If you are following a vegan diet in the effort to become more fertile, you should avoid certain foods as they can have a negative effect on fertility. Studies have shown that soy has no direct correlation to fertility issues, however, you should still proceed with caution as it pertains to soy.

It’s important to select soy made from whole soybeans that are fermented, GMO free and organic. You should also be fine to eat tofu a few times a week. Tempeh is also perfectly safe.
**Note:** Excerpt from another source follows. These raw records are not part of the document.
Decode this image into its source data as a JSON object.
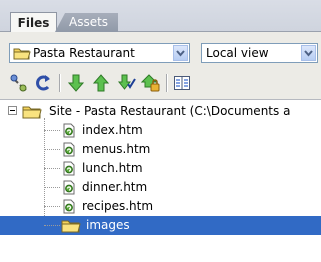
{
  "tabs": [
    {
      "label": "Files",
      "active": true
    },
    {
      "label": "Assets",
      "active": false
    }
  ],
  "site_select": {
    "value": "Pasta Restaurant",
    "icon": "folder-icon"
  },
  "view_select": {
    "value": "Local view"
  },
  "toolbar_icons": [
    "connect-icon",
    "refresh-icon",
    "get-files-icon",
    "put-files-icon",
    "check-out-icon",
    "check-in-icon",
    "expand-site-icon"
  ],
  "tree": {
    "root": {
      "label": "Site - Pasta Restaurant (C:\\Documents a",
      "icon": "folder-icon",
      "expanded": true
    },
    "items": [
      {
        "label": "index.htm",
        "icon": "html-file-icon"
      },
      {
        "label": "menus.htm",
        "icon": "html-file-icon"
      },
      {
        "label": "lunch.htm",
        "icon": "html-file-icon"
      },
      {
        "label": "dinner.htm",
        "icon": "html-file-icon"
      },
      {
        "label": "recipes.htm",
        "icon": "html-file-icon"
      },
      {
        "label": "images",
        "icon": "folder-icon",
        "selected": true
      }
    ]
  },
  "colors": {
    "selection": "#316ac5",
    "folder": "#f5d45c",
    "arrow_green": "#3fa33a"
  }
}
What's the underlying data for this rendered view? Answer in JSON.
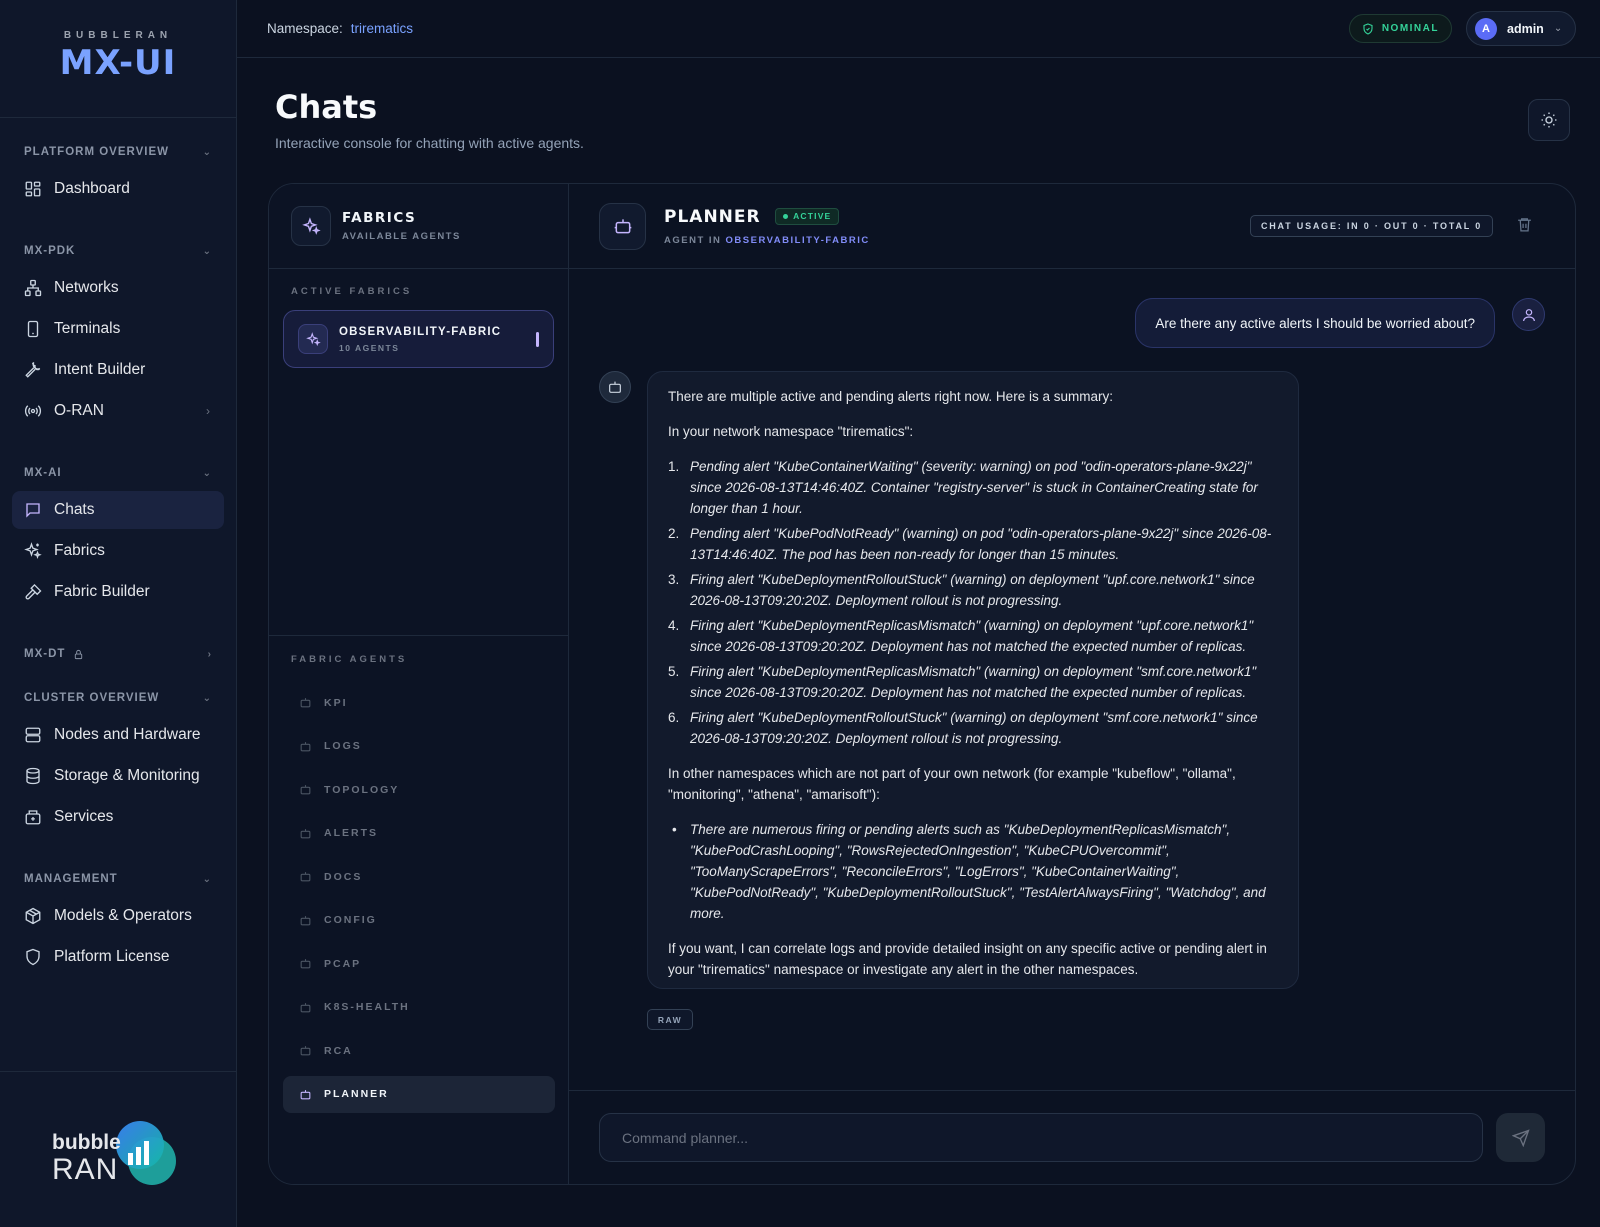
{
  "brand": {
    "small": "BUBBLERAN",
    "big": "MX-UI"
  },
  "sidebar": {
    "sections": [
      {
        "title": "PLATFORM OVERVIEW",
        "items": [
          {
            "label": "Dashboard"
          }
        ]
      },
      {
        "title": "MX-PDK",
        "items": [
          {
            "label": "Networks"
          },
          {
            "label": "Terminals"
          },
          {
            "label": "Intent Builder"
          },
          {
            "label": "O-RAN"
          }
        ]
      },
      {
        "title": "MX-AI",
        "items": [
          {
            "label": "Chats"
          },
          {
            "label": "Fabrics"
          },
          {
            "label": "Fabric Builder"
          }
        ]
      },
      {
        "title": "MX-DT",
        "items": []
      },
      {
        "title": "CLUSTER OVERVIEW",
        "items": [
          {
            "label": "Nodes and Hardware"
          },
          {
            "label": "Storage & Monitoring"
          },
          {
            "label": "Services"
          }
        ]
      },
      {
        "title": "MANAGEMENT",
        "items": [
          {
            "label": "Models & Operators"
          },
          {
            "label": "Platform License"
          }
        ]
      }
    ],
    "footer_logo": {
      "word1": "bubble",
      "word2": "RAN"
    }
  },
  "topbar": {
    "namespace_label": "Namespace:",
    "namespace_value": "trirematics",
    "status": "NOMINAL",
    "user_initial": "A",
    "user_name": "admin"
  },
  "page": {
    "title": "Chats",
    "subtitle": "Interactive console for chatting with active agents."
  },
  "fabrics": {
    "title": "FABRICS",
    "subtitle": "AVAILABLE AGENTS",
    "active_heading": "ACTIVE FABRICS",
    "active_fabric": {
      "name": "OBSERVABILITY-FABRIC",
      "count": "10 AGENTS"
    },
    "agents_heading": "FABRIC AGENTS",
    "agents": [
      "KPI",
      "LOGS",
      "TOPOLOGY",
      "ALERTS",
      "DOCS",
      "CONFIG",
      "PCAP",
      "K8S-HEALTH",
      "RCA",
      "PLANNER"
    ]
  },
  "chat": {
    "agent_name": "PLANNER",
    "status_badge": "ACTIVE",
    "agent_in_prefix": "AGENT IN",
    "agent_in_fabric": "OBSERVABILITY-FABRIC",
    "usage": "CHAT USAGE: IN 0 · OUT 0 · TOTAL 0",
    "user_message": "Are there any active alerts I should be worried about?",
    "bot": {
      "intro": "There are multiple active and pending alerts right now. Here is a summary:",
      "ns_heading": "In your network namespace \"trirematics\":",
      "items": [
        {
          "num": "1.",
          "text": "Pending alert \"KubeContainerWaiting\" (severity: warning) on pod \"odin-operators-plane-9x22j\" since 2026-08-13T14:46:40Z. Container \"registry-server\" is stuck in ContainerCreating state for longer than 1 hour."
        },
        {
          "num": "2.",
          "text": "Pending alert \"KubePodNotReady\" (warning) on pod \"odin-operators-plane-9x22j\" since 2026-08-13T14:46:40Z. The pod has been non-ready for longer than 15 minutes."
        },
        {
          "num": "3.",
          "text": "Firing alert \"KubeDeploymentRolloutStuck\" (warning) on deployment \"upf.core.network1\" since 2026-08-13T09:20:20Z. Deployment rollout is not progressing."
        },
        {
          "num": "4.",
          "text": "Firing alert \"KubeDeploymentReplicasMismatch\" (warning) on deployment \"upf.core.network1\" since 2026-08-13T09:20:20Z. Deployment has not matched the expected number of replicas."
        },
        {
          "num": "5.",
          "text": "Firing alert \"KubeDeploymentReplicasMismatch\" (warning) on deployment \"smf.core.network1\" since 2026-08-13T09:20:20Z. Deployment has not matched the expected number of replicas."
        },
        {
          "num": "6.",
          "text": "Firing alert \"KubeDeploymentRolloutStuck\" (warning) on deployment \"smf.core.network1\" since 2026-08-13T09:20:20Z. Deployment rollout is not progressing."
        }
      ],
      "other_heading": "In other namespaces which are not part of your own network (for example \"kubeflow\", \"ollama\", \"monitoring\", \"athena\", \"amarisoft\"):",
      "bullet": "There are numerous firing or pending alerts such as \"KubeDeploymentReplicasMismatch\", \"KubePodCrashLooping\", \"RowsRejectedOnIngestion\", \"KubeCPUOvercommit\", \"TooManyScrapeErrors\", \"ReconcileErrors\", \"LogErrors\", \"KubeContainerWaiting\", \"KubePodNotReady\", \"KubeDeploymentRolloutStuck\", \"TestAlertAlwaysFiring\", \"Watchdog\", and more.",
      "outro": "If you want, I can correlate logs and provide detailed insight on any specific active or pending alert in your \"trirematics\" namespace or investigate any alert in the other namespaces."
    },
    "raw_label": "RAW",
    "input_placeholder": "Command planner..."
  }
}
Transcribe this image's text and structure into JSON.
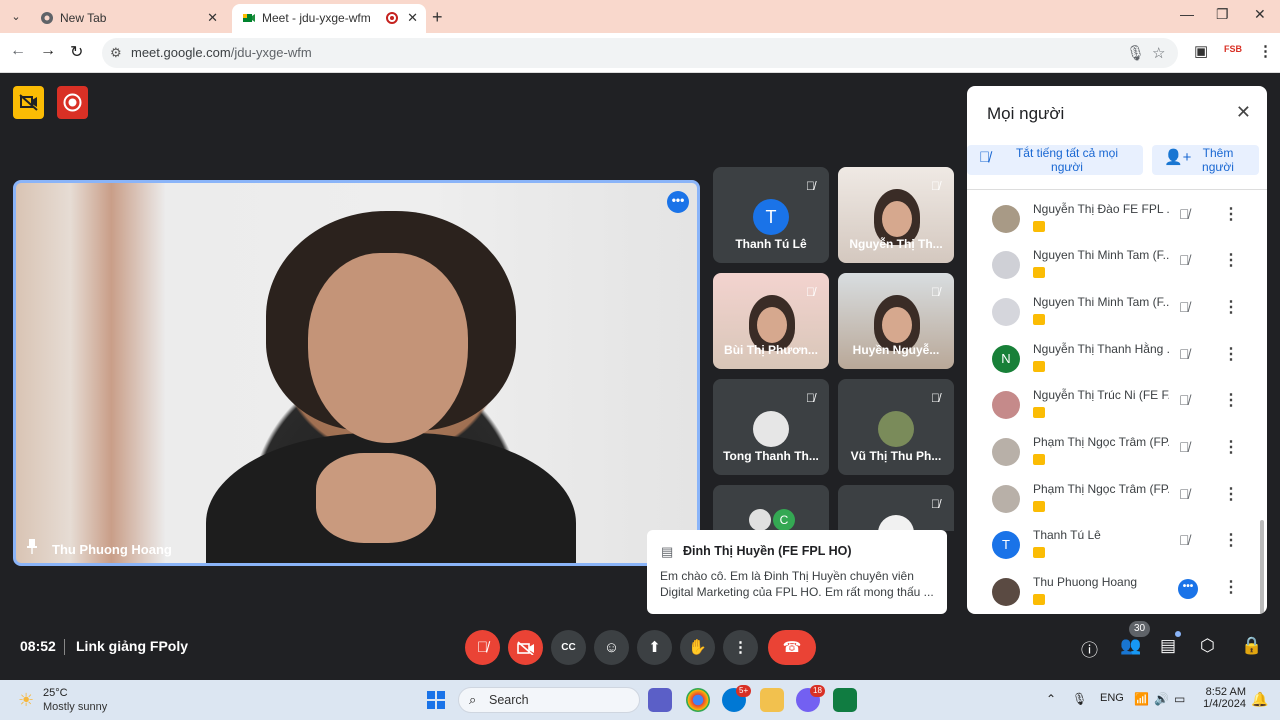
{
  "browser": {
    "tabs": [
      {
        "title": "New Tab",
        "active": false
      },
      {
        "title": "Meet - jdu-yxge-wfm",
        "active": true
      }
    ],
    "url_domain": "meet.google.com",
    "url_path": "/jdu-yxge-wfm",
    "ext_label": "FSB"
  },
  "meet": {
    "main_speaker": "Thu Phuong Hoang",
    "tiles": [
      {
        "name": "Thanh Tú Lê",
        "initial": "T",
        "avatar_color": "#1a73e8"
      },
      {
        "name": "Nguyễn Thị Th...",
        "video": true
      },
      {
        "name": "Bùi Thị Phươn...",
        "video": true
      },
      {
        "name": "Huyền Nguyễ...",
        "video": true
      },
      {
        "name": "Tong Thanh Th...",
        "photo": true
      },
      {
        "name": "Vũ Thị Thu Ph...",
        "photo": true
      },
      {
        "name": "",
        "initial": "C",
        "avatar_color": "#34a853"
      },
      {
        "name": "",
        "photo": true
      }
    ],
    "time": "08:52",
    "meeting_name": "Link giảng FPoly",
    "participant_count": "30"
  },
  "people_panel": {
    "title": "Mọi người",
    "mute_all_label": "Tắt tiếng tất cả mọi người",
    "add_label": "Thêm người",
    "people": [
      {
        "name": "Nguyễn Thị Đào FE FPL ...",
        "avatar": "photo"
      },
      {
        "name": "Nguyen Thi Minh Tam (F...",
        "avatar": "photo"
      },
      {
        "name": "Nguyen Thi Minh Tam (F...",
        "avatar": "photo"
      },
      {
        "name": "Nguyễn Thị Thanh Hằng ...",
        "avatar": "initial",
        "initial": "N",
        "color": "#188038"
      },
      {
        "name": "Nguyễn Thị Trúc Ni (FE F...",
        "avatar": "photo"
      },
      {
        "name": "Phạm Thị Ngọc Trâm (FP...",
        "avatar": "photo"
      },
      {
        "name": "Phạm Thị Ngọc Trâm (FP...",
        "avatar": "photo"
      },
      {
        "name": "Thanh Tú Lê",
        "avatar": "initial",
        "initial": "T",
        "color": "#1a73e8"
      },
      {
        "name": "Thu Phuong Hoang",
        "avatar": "photo",
        "speaking": true
      }
    ]
  },
  "chat_toast": {
    "sender": "Đinh Thị Huyền (FE FPL HO)",
    "message": "Em chào cô. Em là Đinh Thị Huyền chuyên viên Digital Marketing của FPL HO. Em rất mong thấu ..."
  },
  "taskbar": {
    "temperature": "25°C",
    "condition": "Mostly sunny",
    "search_placeholder": "Search",
    "badge_1": "5+",
    "badge_2": "18",
    "lang": "ENG",
    "clock_time": "8:52 AM",
    "clock_date": "1/4/2024"
  }
}
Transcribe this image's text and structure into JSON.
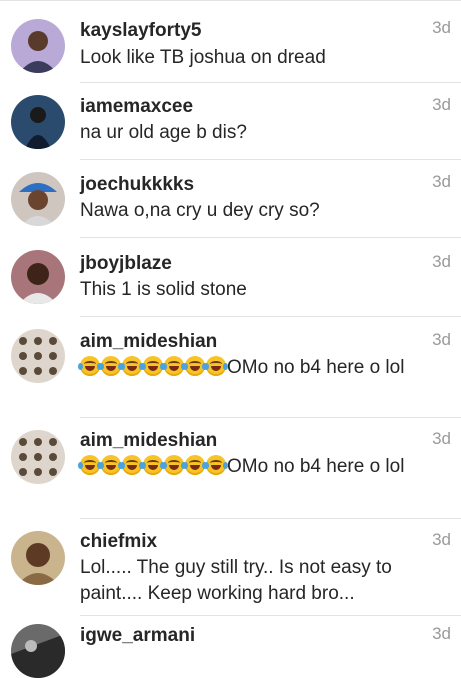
{
  "comments": [
    {
      "username": "kayslayforty5",
      "time": "3d",
      "text": "Look like TB joshua on dread"
    },
    {
      "username": "iamemaxcee",
      "time": "3d",
      "text": "na ur old age b dis?"
    },
    {
      "username": "joechukkkks",
      "time": "3d",
      "text": "Nawa o,na cry u dey cry so?"
    },
    {
      "username": "jboyjblaze",
      "time": "3d",
      "text": "This 1 is solid stone"
    },
    {
      "username": "aim_mideshian",
      "time": "3d",
      "emoji": "face-with-tears-of-joy",
      "emoji_count": 7,
      "text": "OMo no b4 here o lol"
    },
    {
      "username": "aim_mideshian",
      "time": "3d",
      "emoji": "face-with-tears-of-joy",
      "emoji_count": 7,
      "text": "OMo no b4 here o lol"
    },
    {
      "username": "chiefmix",
      "time": "3d",
      "text": "Lol..... The guy still try.. Is not easy to paint.... Keep working hard bro..."
    },
    {
      "username": "igwe_armani",
      "time": "3d",
      "text": ""
    }
  ]
}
A study from the Harvard School of Public Health showed that infertility might be related to carbs, trans fats and animal proteins. Some foods high in trans and saturated fats include biscuits, cakes, candies, crackers, donuts, fried fast food, frozen pizza, margarine and microwave popcorn.

You should also avoid the refined and simple carbohydrates found in desserts, ice cream, pastries, sugary cereal, sugary drinks and white bread. Sources of animal protein consist of dairy, eggs, fish, meat and poultry.

Vegan Foods with Proven Benefits

A study shows that you can reduce your risk of ovulatory infertility by over 50 percent if at least 5 percent of your daily calories are sourced from vegetable rather than animal protein.

The following are vegan foods both men and women can increase in their diet in order to improve fertility.

Focus on iron that comes from beans, fortified cereals, long-grain and enriched rice, lentils, spinach and whole grains. To improve the absorption of iron, be sure to incorporate more vitamin C from sources such as bell peppers, berries and citrus fruits. Avocados have been proven to improve the uterus and implantation. They may also help to regulate hormones, as stated by Revive Life Clinic.

Nuts and seeds will provide you with essential omega-3 fatty acids known to promote ovulation, improve cervical mucus production, regulate hormones, and improve the flow of blood to the reproductive organs. Furthermore, don’t forget about black beans as they’re chock full of phytoestrogen that catapult your estrogen levels to help produce strong, healthy eggs.

If you just can’t give up meat or fish entirely, it’s recommended that you substitute them for chicken, turkey and salmon as they’re loaded with essential vitamins and nutrients like iron and omega-3.

At the end of the day, every woman’s body and dietary needs are different, meaning that there is no miracle formula to boost infertility as a whole. However, pursuing a healthy diet consisting primarily of fruits, vegetables and plant-proteins can improve your body’s overall health, which is a huge positive for women trying to conceive.

About the author

Dr. Cynthia Thaik, M.D. is a Harvard-trained cardiologist serving the greater Los Angeles community at her holistic health center in Burbank and Valencia, CA. Dr. Thaik is the author of Your Vibrant Heart: Restoring Health, Strength, and Spirit from the Body’s Core. To learn more about Dr. Thaik or the Holistic Healing Heart Center, or to schedule an appointment, please contact staff@drcynthia.com or call (818) 842-1410.